Quantitative Research Methods in Social Sciences
The courses listed below offer students an opportunity to develop skills necessary to work with faculty whose social science research employs quantitative methods, such as data analysis using Excel, Stata, and R.
Faculty: Profs. Robin McKnight and Joe Swingle (Spring 2019)
Description: An introduction to the collection, analysis, interpretation, and presentation of quantitative data as used to understand problems in economics and sociology. Using examples drawn from these fields, this course focuses on basic concepts in probability and statistics, such as measures of central tendency and dispersion, hypothesis testing, and parameter estimation. Data analysis exercises are drawn from both academic and everyday applications.
Prerequisite(s): ECON 101, ECON 102, or one course in sociology and fulfillment of the basic skills component of the Quantitative Reasoning requirement. Not open to students who have taken or are taking MATH 220, PSYC 205, or POL 199
Distribution(s): QRF; Social and Behavioral Analysis
Faculty: Profs. Gauri Shastry and Kristin Butcher (Spring 2019)
Description: Application of statistical methods to economic problems. Emphasis will be placed on regression analysis that can be used to examine the relationship between two or more variables. Issues involved in estimation, including goodness-of-fit, statistical inference, dummy variables, hetero-skedasticity, serial correlation, and others will be considered. Emphasis will be placed on real-world applications. The credit/noncredit grading option is not available for this course.
Prerequisite(s): ECON 101, ECON 102, and one math course at the level of MATH 115 or higher. The math course must be taken at Wellesley. One course in statistics (ECON 103, MATH 220 or PSYC 205) is also required.
Distribution(s): Social and Behavioral Analysis
Faculty: Prof. Qing Wang (Spring 2019)
Description: This is a calculus-based introductory statistics course.
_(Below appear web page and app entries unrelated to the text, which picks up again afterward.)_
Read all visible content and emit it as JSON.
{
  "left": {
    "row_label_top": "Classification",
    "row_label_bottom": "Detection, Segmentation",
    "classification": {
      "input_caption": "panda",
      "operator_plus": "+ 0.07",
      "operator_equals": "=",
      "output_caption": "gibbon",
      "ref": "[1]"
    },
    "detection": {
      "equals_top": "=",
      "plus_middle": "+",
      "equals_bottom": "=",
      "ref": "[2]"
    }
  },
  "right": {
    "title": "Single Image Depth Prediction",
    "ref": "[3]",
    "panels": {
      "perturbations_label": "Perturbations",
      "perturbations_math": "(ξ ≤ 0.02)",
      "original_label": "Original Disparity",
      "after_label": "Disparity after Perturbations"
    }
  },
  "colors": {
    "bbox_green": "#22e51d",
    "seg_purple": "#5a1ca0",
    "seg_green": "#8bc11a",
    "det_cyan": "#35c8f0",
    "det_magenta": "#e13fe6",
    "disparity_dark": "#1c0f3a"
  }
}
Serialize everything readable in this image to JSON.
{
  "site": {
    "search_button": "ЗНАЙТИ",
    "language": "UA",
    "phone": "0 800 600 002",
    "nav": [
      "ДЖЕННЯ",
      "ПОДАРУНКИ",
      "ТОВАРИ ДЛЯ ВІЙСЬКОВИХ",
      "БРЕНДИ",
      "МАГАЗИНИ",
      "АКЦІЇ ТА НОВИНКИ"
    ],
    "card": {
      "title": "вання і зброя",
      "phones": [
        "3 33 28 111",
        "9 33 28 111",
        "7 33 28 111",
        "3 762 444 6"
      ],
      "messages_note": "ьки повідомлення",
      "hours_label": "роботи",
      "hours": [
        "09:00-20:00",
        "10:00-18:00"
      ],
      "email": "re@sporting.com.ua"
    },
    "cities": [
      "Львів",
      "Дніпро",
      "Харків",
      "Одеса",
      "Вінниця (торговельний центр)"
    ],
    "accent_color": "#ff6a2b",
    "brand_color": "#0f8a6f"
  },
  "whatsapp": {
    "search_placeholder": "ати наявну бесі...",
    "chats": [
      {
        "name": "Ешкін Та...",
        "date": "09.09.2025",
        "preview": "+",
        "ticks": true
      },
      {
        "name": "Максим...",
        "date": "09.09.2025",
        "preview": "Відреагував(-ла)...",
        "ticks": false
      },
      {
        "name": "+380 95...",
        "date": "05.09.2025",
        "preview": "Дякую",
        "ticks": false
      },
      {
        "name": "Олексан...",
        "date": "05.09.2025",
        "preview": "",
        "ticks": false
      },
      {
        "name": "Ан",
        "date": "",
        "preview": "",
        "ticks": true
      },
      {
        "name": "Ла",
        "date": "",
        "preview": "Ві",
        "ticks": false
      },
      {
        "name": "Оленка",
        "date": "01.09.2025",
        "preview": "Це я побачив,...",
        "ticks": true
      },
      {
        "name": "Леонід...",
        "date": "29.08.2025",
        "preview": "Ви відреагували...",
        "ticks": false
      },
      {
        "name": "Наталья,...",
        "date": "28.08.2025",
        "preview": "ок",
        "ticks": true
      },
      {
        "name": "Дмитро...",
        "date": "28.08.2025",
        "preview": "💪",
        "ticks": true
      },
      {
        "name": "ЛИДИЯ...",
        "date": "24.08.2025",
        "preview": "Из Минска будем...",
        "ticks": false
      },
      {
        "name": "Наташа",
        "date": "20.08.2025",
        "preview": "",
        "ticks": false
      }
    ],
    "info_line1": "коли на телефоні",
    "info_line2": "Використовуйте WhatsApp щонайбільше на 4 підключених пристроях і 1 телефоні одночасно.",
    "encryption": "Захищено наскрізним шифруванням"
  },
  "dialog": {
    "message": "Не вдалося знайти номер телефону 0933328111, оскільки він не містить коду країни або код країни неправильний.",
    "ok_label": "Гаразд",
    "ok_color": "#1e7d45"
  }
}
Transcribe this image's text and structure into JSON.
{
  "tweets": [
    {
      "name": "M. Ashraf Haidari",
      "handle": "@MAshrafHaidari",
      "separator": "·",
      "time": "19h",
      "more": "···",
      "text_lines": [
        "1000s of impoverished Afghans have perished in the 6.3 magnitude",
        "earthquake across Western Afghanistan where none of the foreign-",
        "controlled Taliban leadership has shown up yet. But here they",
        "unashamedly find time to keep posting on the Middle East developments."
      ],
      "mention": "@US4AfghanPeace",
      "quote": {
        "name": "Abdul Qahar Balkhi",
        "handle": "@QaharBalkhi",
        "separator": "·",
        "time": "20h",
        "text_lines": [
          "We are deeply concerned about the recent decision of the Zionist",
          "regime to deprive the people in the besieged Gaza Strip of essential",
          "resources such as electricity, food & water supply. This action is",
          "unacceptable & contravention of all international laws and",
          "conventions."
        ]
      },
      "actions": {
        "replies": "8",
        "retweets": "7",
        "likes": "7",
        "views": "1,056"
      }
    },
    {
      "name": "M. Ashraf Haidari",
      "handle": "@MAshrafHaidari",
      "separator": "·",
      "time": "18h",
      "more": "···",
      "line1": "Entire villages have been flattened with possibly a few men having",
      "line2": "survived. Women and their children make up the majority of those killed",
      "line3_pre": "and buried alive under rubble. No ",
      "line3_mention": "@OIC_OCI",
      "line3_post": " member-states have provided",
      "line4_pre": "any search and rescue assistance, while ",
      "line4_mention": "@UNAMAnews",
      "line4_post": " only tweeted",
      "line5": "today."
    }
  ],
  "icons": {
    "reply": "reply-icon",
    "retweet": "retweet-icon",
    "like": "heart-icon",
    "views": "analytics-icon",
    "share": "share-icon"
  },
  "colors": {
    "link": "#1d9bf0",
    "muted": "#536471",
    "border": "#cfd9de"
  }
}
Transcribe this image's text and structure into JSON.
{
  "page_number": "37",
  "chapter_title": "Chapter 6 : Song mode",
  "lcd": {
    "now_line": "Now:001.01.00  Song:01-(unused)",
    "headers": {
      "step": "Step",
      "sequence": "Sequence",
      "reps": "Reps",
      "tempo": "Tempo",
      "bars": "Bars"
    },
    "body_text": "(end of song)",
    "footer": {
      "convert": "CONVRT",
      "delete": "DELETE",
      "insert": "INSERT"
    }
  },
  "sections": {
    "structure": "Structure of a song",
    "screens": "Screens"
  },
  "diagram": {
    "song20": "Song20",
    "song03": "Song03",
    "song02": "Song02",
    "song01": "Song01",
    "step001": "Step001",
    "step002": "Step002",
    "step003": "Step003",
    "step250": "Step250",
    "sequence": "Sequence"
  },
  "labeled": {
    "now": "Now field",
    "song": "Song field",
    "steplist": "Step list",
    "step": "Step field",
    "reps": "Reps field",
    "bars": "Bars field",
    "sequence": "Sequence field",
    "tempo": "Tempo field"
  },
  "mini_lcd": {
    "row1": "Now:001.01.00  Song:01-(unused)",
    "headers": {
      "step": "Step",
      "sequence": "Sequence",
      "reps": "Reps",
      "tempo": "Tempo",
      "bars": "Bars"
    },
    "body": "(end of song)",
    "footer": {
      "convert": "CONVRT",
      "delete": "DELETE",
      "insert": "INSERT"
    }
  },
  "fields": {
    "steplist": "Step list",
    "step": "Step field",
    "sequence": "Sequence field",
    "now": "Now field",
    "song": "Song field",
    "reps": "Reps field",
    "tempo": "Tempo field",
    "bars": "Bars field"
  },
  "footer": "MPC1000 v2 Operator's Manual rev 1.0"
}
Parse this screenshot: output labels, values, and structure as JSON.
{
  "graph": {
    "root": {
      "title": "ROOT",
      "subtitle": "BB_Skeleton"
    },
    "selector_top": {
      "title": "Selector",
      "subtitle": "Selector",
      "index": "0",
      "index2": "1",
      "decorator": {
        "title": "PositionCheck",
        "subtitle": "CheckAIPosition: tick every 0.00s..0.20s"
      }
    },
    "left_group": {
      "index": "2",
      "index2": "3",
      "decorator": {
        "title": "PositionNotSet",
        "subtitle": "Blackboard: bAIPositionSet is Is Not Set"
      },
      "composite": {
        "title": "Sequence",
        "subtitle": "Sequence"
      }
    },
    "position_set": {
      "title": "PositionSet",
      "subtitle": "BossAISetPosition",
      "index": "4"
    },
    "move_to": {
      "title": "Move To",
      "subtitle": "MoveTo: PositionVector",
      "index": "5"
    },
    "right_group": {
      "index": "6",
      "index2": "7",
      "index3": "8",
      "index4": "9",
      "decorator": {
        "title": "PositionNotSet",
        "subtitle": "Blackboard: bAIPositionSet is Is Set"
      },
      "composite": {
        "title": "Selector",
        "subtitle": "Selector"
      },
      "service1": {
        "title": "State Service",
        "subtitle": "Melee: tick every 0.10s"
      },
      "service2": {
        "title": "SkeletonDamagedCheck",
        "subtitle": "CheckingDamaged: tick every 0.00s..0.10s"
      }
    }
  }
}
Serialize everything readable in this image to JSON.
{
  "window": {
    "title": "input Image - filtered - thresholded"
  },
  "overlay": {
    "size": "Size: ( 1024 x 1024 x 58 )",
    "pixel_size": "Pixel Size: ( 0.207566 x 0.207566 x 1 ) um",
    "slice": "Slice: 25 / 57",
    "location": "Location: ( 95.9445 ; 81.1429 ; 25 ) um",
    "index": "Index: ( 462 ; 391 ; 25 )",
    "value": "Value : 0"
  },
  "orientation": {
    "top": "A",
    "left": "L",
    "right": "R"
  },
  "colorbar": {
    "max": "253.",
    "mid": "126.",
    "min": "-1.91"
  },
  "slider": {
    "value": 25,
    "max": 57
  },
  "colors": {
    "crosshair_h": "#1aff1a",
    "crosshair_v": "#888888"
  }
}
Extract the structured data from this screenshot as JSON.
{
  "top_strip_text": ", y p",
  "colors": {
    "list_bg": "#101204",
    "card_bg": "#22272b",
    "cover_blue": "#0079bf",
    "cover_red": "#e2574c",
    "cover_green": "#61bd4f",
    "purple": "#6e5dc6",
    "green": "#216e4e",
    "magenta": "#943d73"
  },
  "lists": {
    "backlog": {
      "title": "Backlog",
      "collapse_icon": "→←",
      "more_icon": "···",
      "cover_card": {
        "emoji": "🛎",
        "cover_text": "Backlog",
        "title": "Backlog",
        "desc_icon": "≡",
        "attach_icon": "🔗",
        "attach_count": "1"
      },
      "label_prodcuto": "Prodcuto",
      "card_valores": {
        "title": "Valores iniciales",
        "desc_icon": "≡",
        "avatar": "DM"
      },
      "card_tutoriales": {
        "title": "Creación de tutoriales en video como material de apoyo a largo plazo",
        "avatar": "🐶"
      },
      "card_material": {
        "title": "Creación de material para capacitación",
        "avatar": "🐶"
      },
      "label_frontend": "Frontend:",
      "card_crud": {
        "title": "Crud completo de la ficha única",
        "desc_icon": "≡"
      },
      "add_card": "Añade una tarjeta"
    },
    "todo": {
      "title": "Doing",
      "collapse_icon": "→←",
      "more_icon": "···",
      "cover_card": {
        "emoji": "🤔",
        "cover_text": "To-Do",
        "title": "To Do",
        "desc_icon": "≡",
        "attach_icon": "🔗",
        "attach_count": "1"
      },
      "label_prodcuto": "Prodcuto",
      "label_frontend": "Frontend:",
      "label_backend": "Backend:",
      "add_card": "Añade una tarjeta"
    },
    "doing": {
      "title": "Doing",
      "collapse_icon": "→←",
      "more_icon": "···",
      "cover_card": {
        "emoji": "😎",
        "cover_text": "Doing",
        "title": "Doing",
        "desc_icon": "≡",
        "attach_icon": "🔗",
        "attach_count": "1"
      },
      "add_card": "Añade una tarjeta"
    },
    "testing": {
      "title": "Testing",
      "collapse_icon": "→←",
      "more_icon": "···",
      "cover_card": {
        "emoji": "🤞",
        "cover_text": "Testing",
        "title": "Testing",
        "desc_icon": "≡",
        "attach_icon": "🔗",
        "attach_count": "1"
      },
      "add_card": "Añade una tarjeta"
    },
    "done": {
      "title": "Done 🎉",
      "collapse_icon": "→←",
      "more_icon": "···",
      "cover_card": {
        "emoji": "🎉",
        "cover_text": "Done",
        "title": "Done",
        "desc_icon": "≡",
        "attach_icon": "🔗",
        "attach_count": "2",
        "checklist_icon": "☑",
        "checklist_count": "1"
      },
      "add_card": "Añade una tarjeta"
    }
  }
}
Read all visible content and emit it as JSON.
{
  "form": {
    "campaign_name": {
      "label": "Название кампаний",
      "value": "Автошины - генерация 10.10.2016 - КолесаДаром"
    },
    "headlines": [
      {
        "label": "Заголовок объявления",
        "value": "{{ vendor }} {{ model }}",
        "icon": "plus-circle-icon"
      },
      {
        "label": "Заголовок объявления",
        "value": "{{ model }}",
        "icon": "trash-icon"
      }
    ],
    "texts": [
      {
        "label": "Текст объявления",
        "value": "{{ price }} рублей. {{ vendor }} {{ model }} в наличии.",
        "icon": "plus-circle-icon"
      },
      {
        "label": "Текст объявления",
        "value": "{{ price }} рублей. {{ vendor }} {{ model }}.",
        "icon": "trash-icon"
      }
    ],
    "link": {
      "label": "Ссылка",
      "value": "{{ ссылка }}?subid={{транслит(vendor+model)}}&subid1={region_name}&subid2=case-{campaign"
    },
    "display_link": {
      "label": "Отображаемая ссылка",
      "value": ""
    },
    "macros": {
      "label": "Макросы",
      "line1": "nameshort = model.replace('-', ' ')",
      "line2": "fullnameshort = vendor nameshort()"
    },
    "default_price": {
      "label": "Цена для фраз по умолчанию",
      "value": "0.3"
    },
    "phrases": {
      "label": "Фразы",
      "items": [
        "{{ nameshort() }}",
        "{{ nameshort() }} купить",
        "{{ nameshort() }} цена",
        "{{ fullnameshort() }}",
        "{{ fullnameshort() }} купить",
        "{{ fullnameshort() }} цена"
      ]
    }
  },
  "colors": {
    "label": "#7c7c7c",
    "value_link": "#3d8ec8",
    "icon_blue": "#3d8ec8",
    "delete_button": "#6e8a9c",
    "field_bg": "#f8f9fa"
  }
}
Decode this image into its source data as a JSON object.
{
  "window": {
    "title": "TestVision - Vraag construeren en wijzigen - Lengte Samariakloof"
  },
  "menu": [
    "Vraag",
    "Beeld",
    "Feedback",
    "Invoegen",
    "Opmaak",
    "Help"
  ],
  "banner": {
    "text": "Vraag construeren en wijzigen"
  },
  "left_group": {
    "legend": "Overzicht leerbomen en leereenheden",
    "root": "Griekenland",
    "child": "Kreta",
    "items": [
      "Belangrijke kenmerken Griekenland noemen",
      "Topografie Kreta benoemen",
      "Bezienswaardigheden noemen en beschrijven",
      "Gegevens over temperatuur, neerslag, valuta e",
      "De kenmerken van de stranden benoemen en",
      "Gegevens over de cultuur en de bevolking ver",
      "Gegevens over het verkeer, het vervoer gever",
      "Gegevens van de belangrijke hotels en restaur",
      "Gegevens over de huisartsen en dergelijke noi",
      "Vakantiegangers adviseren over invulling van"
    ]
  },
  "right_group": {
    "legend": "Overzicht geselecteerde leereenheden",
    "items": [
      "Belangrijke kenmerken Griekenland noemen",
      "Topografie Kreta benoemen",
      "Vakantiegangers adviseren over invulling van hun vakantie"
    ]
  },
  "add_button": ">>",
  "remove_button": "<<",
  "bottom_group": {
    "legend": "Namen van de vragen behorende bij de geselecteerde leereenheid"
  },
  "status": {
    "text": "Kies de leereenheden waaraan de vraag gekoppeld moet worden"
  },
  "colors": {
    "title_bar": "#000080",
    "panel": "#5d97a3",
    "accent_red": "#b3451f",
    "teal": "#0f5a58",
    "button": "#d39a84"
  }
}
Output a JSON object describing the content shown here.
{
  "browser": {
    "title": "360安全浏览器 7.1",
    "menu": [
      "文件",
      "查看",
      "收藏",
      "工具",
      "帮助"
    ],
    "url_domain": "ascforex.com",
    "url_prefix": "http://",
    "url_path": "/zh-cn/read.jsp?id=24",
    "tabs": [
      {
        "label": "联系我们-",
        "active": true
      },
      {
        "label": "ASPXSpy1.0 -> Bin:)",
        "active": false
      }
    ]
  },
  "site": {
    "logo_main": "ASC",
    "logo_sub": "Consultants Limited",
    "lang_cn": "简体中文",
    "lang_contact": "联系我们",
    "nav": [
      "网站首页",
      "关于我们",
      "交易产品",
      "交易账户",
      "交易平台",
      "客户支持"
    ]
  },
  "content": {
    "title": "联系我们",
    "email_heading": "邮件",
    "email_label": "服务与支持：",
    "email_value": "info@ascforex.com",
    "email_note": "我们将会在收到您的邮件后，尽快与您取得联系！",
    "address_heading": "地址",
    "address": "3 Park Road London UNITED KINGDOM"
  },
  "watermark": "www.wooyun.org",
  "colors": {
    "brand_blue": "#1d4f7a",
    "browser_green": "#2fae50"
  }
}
Topics covered include data collection, data visualization, descriptive statistics, linear regression, sampling schemes, design of experiment, probability, random variables (both discrete and continuous cases), Normal model, statistical tests and inference (e.g. one-sample and two-sample z-tests and t-tests, chi-square test, etc). Statistical language R will be used throughout the course to realize data visualization, linear regression, simulations, and statistical tests and inference.
Prerequisite(s): MATH 205. Not open to students who have taken or are taking STAT 101, MATH 101Z/STAT 101Z, ECON 103/SOC 190, POL 199, or PSYC 205, or who have taken STAT 260/QR 260.
Distribution(s): QRF, Mathematical Modeling